You’re Prisoner A0138685

Jun 2, 2008, 7:41 AM |

You’re prisoner A0138685 and these are your new digs: a 12-foot-by-10-foot cinderblock holding cell with two windows that provide you a view of the sheriff’s deputies’ work station, but no glimpse of the outside world.  A pair of lights burn overhead in the cell 24-hours a day.  There are no cots, mattresses, pillows or chairs – just a thin mat on the concrete floor to lay/sleep on and a foul-smelling wool blanket to keep you warm.  There is no TV, no newspapers, no writing materials – a kindly deputy does provide a few paperback books.  There is a stainless steel toilet that sits out in the open in the cell – attached to the top of the toilet is a water fountain.


You’re prisoner A0138685 and this is where you spend 89 ½ of the 90 hours of your sentence – the only time you leave the cell during this period is to take two six-minute showers (under the watchful eye of a deputy) and to make two phone calls.  You share these accommodations with two other cell members at all times, though those prisoners change over the days as they are “classified” (low-risk, medium-risk, high-risk) and then assigned to the general population.  Because you are serving a “short” sentence, you are not assigned to the general population; instead, you remain within these four walls for the duration of your stay.


You’re prisoner A0138685 and you sleep no more than two hours at a time during the length of your incarceration.  When you do sleep, you do your best to keep one eye open, lest any of your cell mates entertain ideas of visiting mayhem upon you.  When you do sleep, it is with your back against the wall and with a clenched fist.


You’re prisoner A0138685 and the array of cell mates that you spend time with during your stay range from the amusing to the scary.  One of your earliest cell mates looks for all the world like the lead singer of the metal group Disturbed.  Mr. Disturbed is muscle-bound with a cleanly shaved head.  He sports a thin, menacing goatee and a KKK band is tattooed around the bulging bicep of his right arm.  Mr. Disturbed has just completed a one-year sentence in another county and is facing up to 20 more years on a variety of 34 felony charges, including the manufacture and distribution of meth and cocaine, assaulting two federal officers and breaking the jaw of a guard during his time at the previous detention center.  Mr. Disturbed wears a red wrist band indicating he is considered “high-risk.”

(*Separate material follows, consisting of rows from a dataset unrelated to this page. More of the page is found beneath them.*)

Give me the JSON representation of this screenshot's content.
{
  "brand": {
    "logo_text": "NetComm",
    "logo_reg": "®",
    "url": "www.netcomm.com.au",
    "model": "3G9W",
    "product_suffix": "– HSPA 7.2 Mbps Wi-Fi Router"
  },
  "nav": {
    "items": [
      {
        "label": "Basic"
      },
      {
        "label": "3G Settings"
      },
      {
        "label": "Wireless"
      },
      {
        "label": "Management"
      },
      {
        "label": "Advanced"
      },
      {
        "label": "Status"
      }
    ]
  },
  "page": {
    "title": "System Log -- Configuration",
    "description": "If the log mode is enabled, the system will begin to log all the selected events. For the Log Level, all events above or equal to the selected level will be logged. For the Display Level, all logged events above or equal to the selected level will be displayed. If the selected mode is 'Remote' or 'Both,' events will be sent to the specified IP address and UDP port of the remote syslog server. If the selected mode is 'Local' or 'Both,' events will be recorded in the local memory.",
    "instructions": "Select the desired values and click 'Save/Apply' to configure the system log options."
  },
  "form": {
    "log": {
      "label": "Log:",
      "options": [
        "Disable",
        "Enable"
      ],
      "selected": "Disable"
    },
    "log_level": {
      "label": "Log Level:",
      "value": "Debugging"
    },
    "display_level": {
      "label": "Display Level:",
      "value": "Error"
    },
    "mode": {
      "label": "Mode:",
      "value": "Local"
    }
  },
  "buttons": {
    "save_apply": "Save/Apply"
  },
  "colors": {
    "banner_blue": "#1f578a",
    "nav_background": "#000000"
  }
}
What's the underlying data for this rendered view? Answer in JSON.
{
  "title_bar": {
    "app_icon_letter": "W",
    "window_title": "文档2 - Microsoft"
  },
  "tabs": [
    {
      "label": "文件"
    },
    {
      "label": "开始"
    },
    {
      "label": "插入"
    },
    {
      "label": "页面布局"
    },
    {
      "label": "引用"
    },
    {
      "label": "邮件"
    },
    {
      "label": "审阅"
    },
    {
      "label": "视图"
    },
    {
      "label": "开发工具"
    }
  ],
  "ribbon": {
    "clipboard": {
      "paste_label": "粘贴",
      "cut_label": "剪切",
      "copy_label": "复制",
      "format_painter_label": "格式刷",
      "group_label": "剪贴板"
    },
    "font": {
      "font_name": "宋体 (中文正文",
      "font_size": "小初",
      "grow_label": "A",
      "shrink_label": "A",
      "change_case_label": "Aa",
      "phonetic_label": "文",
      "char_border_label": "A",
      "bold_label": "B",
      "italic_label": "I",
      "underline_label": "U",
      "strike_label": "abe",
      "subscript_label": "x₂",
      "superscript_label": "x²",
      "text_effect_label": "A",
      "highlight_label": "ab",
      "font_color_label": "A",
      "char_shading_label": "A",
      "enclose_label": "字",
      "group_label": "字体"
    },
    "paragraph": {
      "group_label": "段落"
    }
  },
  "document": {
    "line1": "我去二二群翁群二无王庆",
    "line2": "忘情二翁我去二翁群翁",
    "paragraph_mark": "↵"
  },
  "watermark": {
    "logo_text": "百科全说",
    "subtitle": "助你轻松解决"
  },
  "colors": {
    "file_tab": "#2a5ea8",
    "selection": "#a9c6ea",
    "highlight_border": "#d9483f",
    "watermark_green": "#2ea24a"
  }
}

Another cell mate is a 59 year-old man, Frank, who is facing several felony charges related to his attempt to “blow up” his boss’ house.  Frank tells you that he and a 74 year-old (!) friend broke into the house of his boss (who was not home at the time), pulled the oven away from the wall, broke the gas line, then put an accelerant into a toaster.  By the grace of God, the gas fumes never ignited, but Frank is going to be in jail for a long time.


Another cell mate is a 23 year-old guy who looks like Steve-O from MTV’s “Jackass” series.  Steve-O is facing drug possession charges and is a heroin addict.  Steve-O is suffering – in pain – due to withdrawal.  He tells you that he should have been put into a cell by himself, because he is “dope sick.”  Steve-O says “it won’t be pretty for you guys” when his symptoms worsen.  It isn’t.  Steve-O wails and bangs on the cell door, shouting for a doctor.  Steve-O is angry that the detention center doesn’t provide methadone.  A nurse finally responds to Steve-O’s cries for aid – he is given . . . Milk of Magnesia.  Steve-O spends much of his time doubled over on the toilet – moaning.


You’re prisoner A0138685 and you are fed three times per day: breakfast at 6 a.m., lunch at 11 a.m. and supper at 5 p.m.  The arrival of the food is announced with a one-word call from outside the cell door: “Trays!”  The food trays are passed to the prisoners through a slot in the door.  Several times you are unable to identify some of the food items on the tray.  For example, on your first night, there is a thin, brown, waffle-shaped . . . something.  You tear the “thing” in half to try and get some idea of what it might be – the inside is purple.  You decline to eat the mystery item and give it to Mr. Disturbed.  You are told later that it was “meatloaf.”  You eat little during your stay and lose weight.


You’re prisoner A0138685 and you are being processed for release.  You have learned a life lesson that you will never forget.  As you leave the facility, you have a new-found appreciation for freedom, a humbled soul and an intense thirst for a Coke.  An eight-hour ride home on an Amtrak train awaits you, and there will be no “yellow ribbon ‘round the old, oak tree” when you arrive.  But you’re no longer prisoner A0138685 – you’re YOU, and there are tears in your eyes.